Records from a dataset
━━━━

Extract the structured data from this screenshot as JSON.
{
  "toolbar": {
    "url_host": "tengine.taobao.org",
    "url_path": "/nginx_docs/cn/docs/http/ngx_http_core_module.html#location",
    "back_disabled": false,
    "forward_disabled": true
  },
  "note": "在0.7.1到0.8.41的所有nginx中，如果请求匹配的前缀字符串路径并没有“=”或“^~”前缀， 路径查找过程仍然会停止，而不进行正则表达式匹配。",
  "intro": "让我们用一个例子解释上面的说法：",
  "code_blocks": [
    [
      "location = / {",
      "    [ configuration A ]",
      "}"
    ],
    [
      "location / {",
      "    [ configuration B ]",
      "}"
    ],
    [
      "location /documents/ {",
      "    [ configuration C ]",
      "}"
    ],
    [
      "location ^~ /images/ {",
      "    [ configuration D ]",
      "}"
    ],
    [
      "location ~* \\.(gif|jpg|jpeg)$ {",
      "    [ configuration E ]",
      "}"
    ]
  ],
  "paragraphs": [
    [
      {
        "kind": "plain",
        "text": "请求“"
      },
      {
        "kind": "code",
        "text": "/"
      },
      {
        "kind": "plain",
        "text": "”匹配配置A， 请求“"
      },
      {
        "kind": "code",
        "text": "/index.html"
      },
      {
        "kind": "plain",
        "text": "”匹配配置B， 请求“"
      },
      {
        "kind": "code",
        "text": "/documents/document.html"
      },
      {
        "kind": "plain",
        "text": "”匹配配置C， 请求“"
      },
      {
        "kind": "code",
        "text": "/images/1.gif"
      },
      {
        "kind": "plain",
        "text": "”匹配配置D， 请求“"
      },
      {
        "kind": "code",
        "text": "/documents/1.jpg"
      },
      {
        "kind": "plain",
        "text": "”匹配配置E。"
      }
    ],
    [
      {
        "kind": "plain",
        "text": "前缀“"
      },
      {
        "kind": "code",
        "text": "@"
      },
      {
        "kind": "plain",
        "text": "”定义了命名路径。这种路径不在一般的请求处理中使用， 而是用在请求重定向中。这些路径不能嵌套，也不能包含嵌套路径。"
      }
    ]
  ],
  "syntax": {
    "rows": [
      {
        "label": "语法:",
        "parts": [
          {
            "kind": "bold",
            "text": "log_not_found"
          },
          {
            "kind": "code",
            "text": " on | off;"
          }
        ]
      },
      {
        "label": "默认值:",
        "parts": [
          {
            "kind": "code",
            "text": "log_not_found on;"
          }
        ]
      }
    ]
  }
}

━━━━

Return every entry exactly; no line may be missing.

**Solution:**
Extract the structured data from this screenshot as JSON.
{
  "toolbar": {
    "url_host": "tengine.taobao.org",
    "url_path": "/nginx_docs/cn/docs/http/ngx_http_core_module.html#location",
    "back_disabled": false,
    "forward_disabled": true
  },
  "note": "在0.7.1到0.8.41的所有nginx中，如果请求匹配的前缀字符串路径并没有“=”或“^~”前缀， 路径查找过程仍然会停止，而不进行正则表达式匹配。",
  "intro": "让我们用一个例子解释上面的说法：",
  "code_blocks": [
    [
      "location = / {",
      "    [ configuration A ]",
      "}"
    ],
    [
      "location / {",
      "    [ configuration B ]",
      "}"
    ],
    [
      "location /documents/ {",
      "    [ configuration C ]",
      "}"
    ],
    [
      "location ^~ /images/ {",
      "    [ configuration D ]",
      "}"
    ],
    [
      "location ~* \\.(gif|jpg|jpeg)$ {",
      "    [ configuration E ]",
      "}"
    ]
  ],
  "paragraphs": [
    [
      {
        "kind": "plain",
        "text": "请求“"
      },
      {
        "kind": "code",
        "text": "/"
      },
      {
        "kind": "plain",
        "text": "”匹配配置A， 请求“"
      },
      {
        "kind": "code",
        "text": "/index.html"
      },
      {
        "kind": "plain",
        "text": "”匹配配置B， 请求“"
      },
      {
        "kind": "code",
        "text": "/documents/document.html"
      },
      {
        "kind": "plain",
        "text": "”匹配配置C， 请求“"
      },
      {
        "kind": "code",
        "text": "/images/1.gif"
      },
      {
        "kind": "plain",
        "text": "”匹配配置D， 请求“"
      },
      {
        "kind": "code",
        "text": "/documents/1.jpg"
      },
      {
        "kind": "plain",
        "text": "”匹配配置E。"
      }
    ],
    [
      {
        "kind": "plain",
        "text": "前缀“"
      },
      {
        "kind": "code",
        "text": "@"
      },
      {
        "kind": "plain",
        "text": "”定义了命名路径。这种路径不在一般的请求处理中使用， 而是用在请求重定向中。这些路径不能嵌套，也不能包含嵌套路径。"
      }
    ]
  ],
  "syntax": {
    "rows": [
      {
        "label": "语法:",
        "parts": [
          {
            "kind": "bold",
            "text": "log_not_found"
          },
          {
            "kind": "code",
            "text": " on | off;"
          }
        ]
      },
      {
        "label": "默认值:",
        "parts": [
          {
            "kind": "code",
            "text": "log_not_found on;"
          }
        ]
      }
    ]
  }
}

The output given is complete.